◆ **Problem description**: What is the number of lines in this data that contain the word "Artikel"? Give the number alone.

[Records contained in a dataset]
####################

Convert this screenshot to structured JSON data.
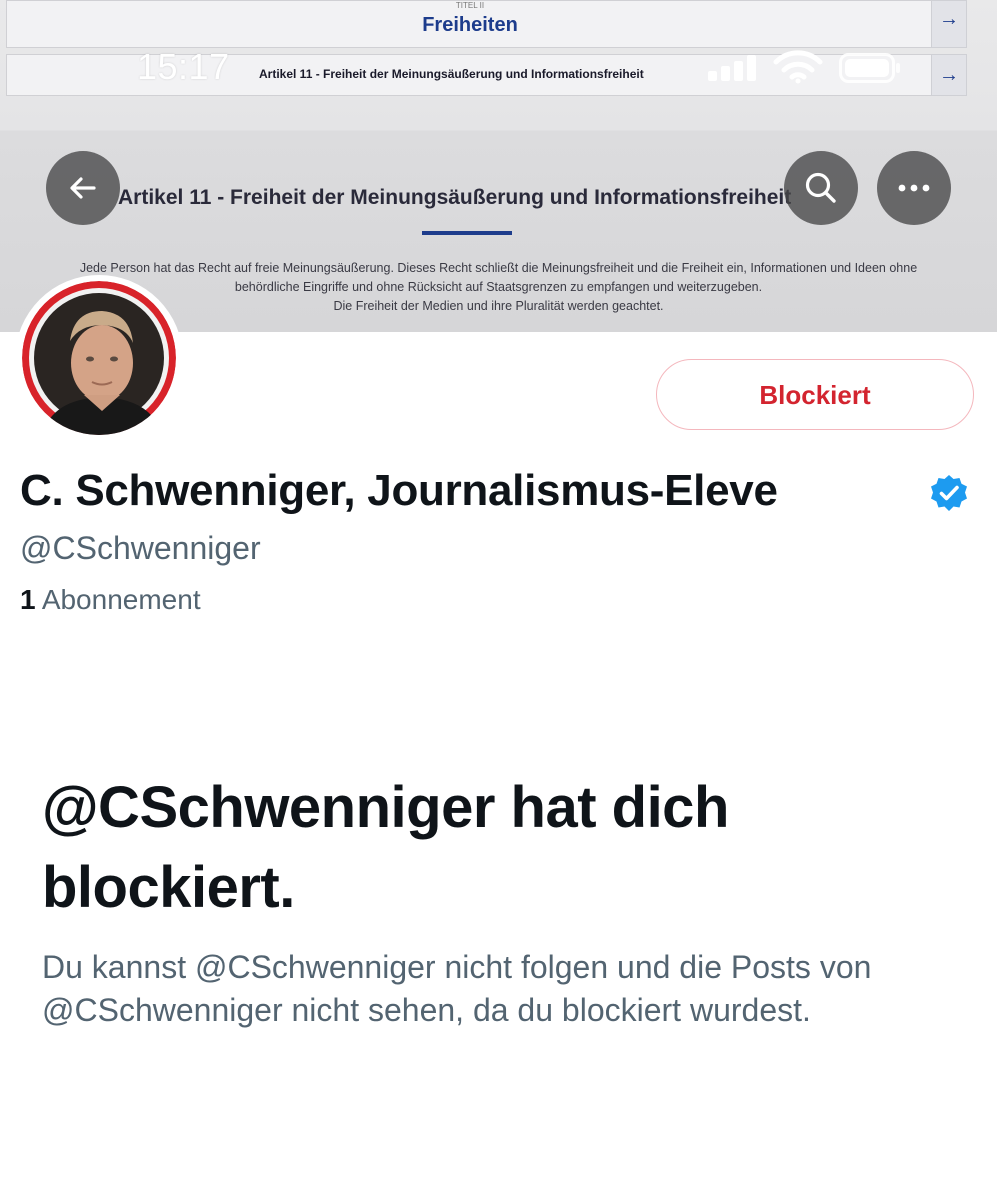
{
  "status_bar": {
    "time": "15:17"
  },
  "banner": {
    "nav_rows": [
      {
        "small_label": "TITEL II",
        "label": "Freiheiten",
        "arrow": "→"
      },
      {
        "label": "Artikel 11 - Freiheit der Meinungsäußerung und Informationsfreiheit",
        "arrow": "→"
      }
    ],
    "article_title": "Artikel 11 - Freiheit der Meinungsäußerung und Informationsfreiheit",
    "article_text": [
      "Jede Person hat das Recht auf freie Meinungsäußerung. Dieses Recht schließt die Meinungsfreiheit und die Freiheit ein, Informationen und Ideen ohne",
      "behördliche Eingriffe und ohne Rücksicht auf Staatsgrenzen zu empfangen und weiterzugeben.",
      "Die Freiheit der Medien und ihre Pluralität werden geachtet."
    ]
  },
  "profile": {
    "display_name": "C. Schwenniger, Journalismus-Eleve",
    "handle": "@CSchwenniger",
    "following_count": "1",
    "following_label": "Abonnement",
    "blocked_button": "Blockiert",
    "verified_icon": "verified-badge-icon"
  },
  "block_notice": {
    "title": "@CSchwenniger hat dich blockiert.",
    "description": "Du kannst @CSchwenniger nicht folgen und die Posts von @CSchwenniger nicht sehen, da du blockiert wurdest."
  },
  "colors": {
    "blocked_red": "#d3242f",
    "verified_blue": "#1d9bf0",
    "secondary_text": "#536471",
    "primary_text": "#0f1419",
    "eu_blue": "#1d3c8c"
  }
}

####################

◆ **Task response**: 2